Mets 3B and team captain David Wright, who terminated his rehab assignment this past Monday, is not yet considering retirement, a source told Mike Puma of the NY Post.
Manager Terry Collins believes that Wright was dealing with discomfort before playing in rehab games, according to Puma.
Wright is scheduled to be examined in New York later this week.
He played three games for High-A St. Lucie in a rehab stint last week as he looked to return from a shoulder impingement that has kept him out since spring training.
"I continued to have shoulder pain," Wright said in a statement. "I decided to go to the doctor and get it checked out. Will make any decisions going forward after my appointment."
Wright, who is on the 60-day disabled list, had first been rehabbing in California due to the shoulder impingement he suffered during Spring Training. In May, the team stopped his throwing program after he suffered a setback.
Wright fielding ground balls during workouts in St. Lucie (Credit: Matthew Cerrone, MetsBlog.com)
The 34-year-old has been limited to 75 games over the past three seasons. He missed 124 games in 2015 due to lumbar spinal stenosis - a condition in his lower back that he will forever need to monitor.
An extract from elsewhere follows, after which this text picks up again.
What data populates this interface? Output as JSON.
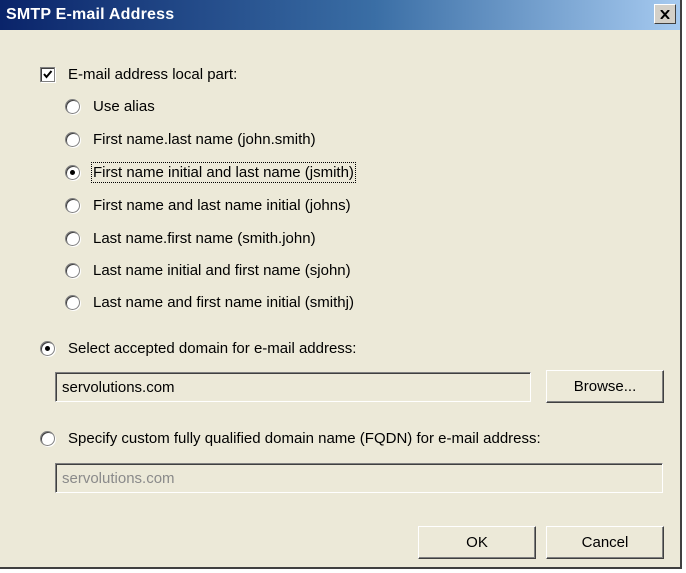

He also played in just 37 games last season due to a herniated disc in his upper spine, which led to corrective surgery and the current pain in his shoulder.
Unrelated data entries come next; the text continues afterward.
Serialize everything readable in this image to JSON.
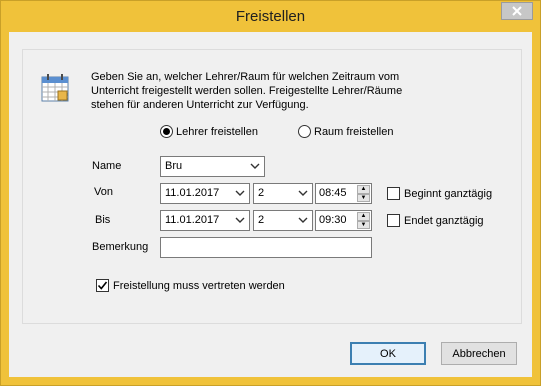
{
  "window": {
    "title": "Freistellen"
  },
  "description": "Geben Sie an, welcher Lehrer/Raum für welchen Zeitraum vom Unterricht freigestellt werden sollen. Freigestellte Lehrer/Räume stehen für anderen Unterricht zur Verfügung.",
  "mode": {
    "option_teacher": "Lehrer freistellen",
    "option_room": "Raum freistellen",
    "selected": "teacher"
  },
  "form": {
    "name_label": "Name",
    "name_value": "Bru",
    "from_label": "Von",
    "from_date": "11.01.2017",
    "from_period": "2",
    "from_time": "08:45",
    "from_allday_label": "Beginnt ganztägig",
    "to_label": "Bis",
    "to_date": "11.01.2017",
    "to_period": "2",
    "to_time": "09:30",
    "to_allday_label": "Endet ganztägig",
    "remark_label": "Bemerkung",
    "remark_value": "",
    "substitute_label": "Freistellung muss vertreten werden"
  },
  "buttons": {
    "ok": "OK",
    "cancel": "Abbrechen"
  },
  "icons": {
    "close": "close-icon",
    "calendar": "calendar-icon",
    "dropdown": "chevron-down-icon",
    "spin_up": "spin-up-icon",
    "spin_down": "spin-down-icon"
  },
  "colors": {
    "frame": "#f0c23a",
    "client": "#f0f0f0",
    "default_button_border": "#3c7fb1"
  }
}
Wright said in early August, as well as after his most recent rehab game, that he believed he'd be able to play for the Mets this season, though Mets GM Sandy Alderson later told reporters that he is not 100 percent certain there's enough time for it to happen.
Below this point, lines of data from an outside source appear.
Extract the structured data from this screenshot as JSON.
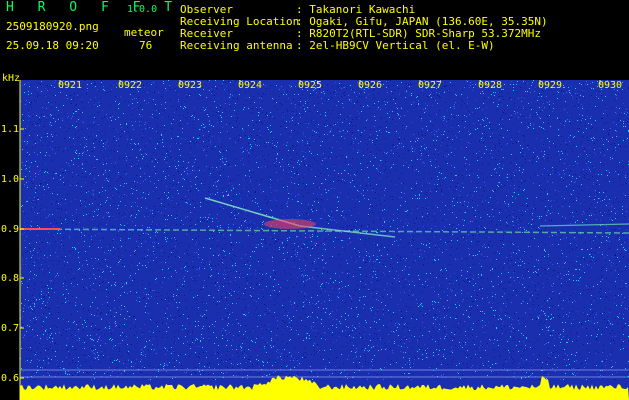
{
  "header": {
    "app_name": "H R O F F T",
    "version": "1.0.0",
    "filename": "2509180920.png",
    "datetime": "25.09.18 09:20",
    "meteor_label": "meteor",
    "meteor_count": "76"
  },
  "info": [
    {
      "key": "Observer",
      "value": ": Takanori Kawachi"
    },
    {
      "key": "Receiving Location",
      "value": ": Ogaki, Gifu, JAPAN (136.60E, 35.35N)"
    },
    {
      "key": "Receiver",
      "value": ": R820T2(RTL-SDR) SDR-Sharp 53.372MHz"
    },
    {
      "key": "Receiving antenna",
      "value": ": 2el-HB9CV Vertical (el. E-W)"
    }
  ],
  "axis": {
    "y_unit": "kHz",
    "x_ticks": [
      "0921",
      "0922",
      "0923",
      "0924",
      "0925",
      "0926",
      "0927",
      "0928",
      "0929",
      "0930"
    ],
    "y_ticks": [
      "1.1",
      "1.0",
      "0.9",
      "0.8",
      "0.7",
      "0.6"
    ]
  },
  "colors": {
    "background": "#000000",
    "noise": "#1a2fb0",
    "text": "#ffff00",
    "logo": "#00ff66"
  }
}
"I don't know how many answers he will have or we will have through the end of this season," he said, noting it's possible the Mets look to acquire a full-time third baseman for next season.
Aug. 30, 2017: The way I see it, he only retires now if he gets bad news from his doctors this week. Otherwise, knowing David, he'll almost certainly be in Spring Training next year, even if it means currently shutting down his 2017.
Yesterday afternoon and last night, I surveyed people that know David, asking how they think his career will play out during the next three years. According to some former teammates, employees with the Mets and a few reporters, most everyone expects him to be in Spring Training next season. Unfortunately, they all expect him to retire before the end of his contract.
When asked to guess and give a percentage chance that he retires before the end of this season, the most common answer given to me was 30%. I'd probably lay similar odds, though the results of this week's shoulder exam will almost certainly dictate his course of action.
Feb. 2017: Wright laughs between ground balls during infield drills (Credit: Cerrone, SNY)
In the event he's told his shoulder or spine requires additional surgery, my hunch is he'll call it quits. Given the unlikelihood of him ever returning to being the player he once was, if forced to deal with another surgery, I just can't see how he'd choose rehab, meds and more pain over spending time with his family and moving on with his life. But again, like I mentioned yesterday, I can't possibly understand what is going through his mind, which only reinforces the notion that the ultimate decision is 100% up to him and no one else.
That said, if the shoulder and spine are good, and he's again prescribed rest, medication and encouraged by doctors to keep trying to play, he'll absolutely be in camp next spring. However, if he does get the greenish-yellow light to proceed, I've heard he and the Mets will likely outline a private exit strategy this winter, just in case he decides to retire during the early part of next year.
Aug. 29, 2017: In either case, whether he keeps marching or turns in his uniform, Wright will never be forgotten among Mets fans, even if his time on field was cut short. He needs to remain involved. Because, regardless of when he officially calls it quits, he'll leave behind a rich, rock-solid legacy that should act as a model of professionalism and passion for future players and fans >> Read more.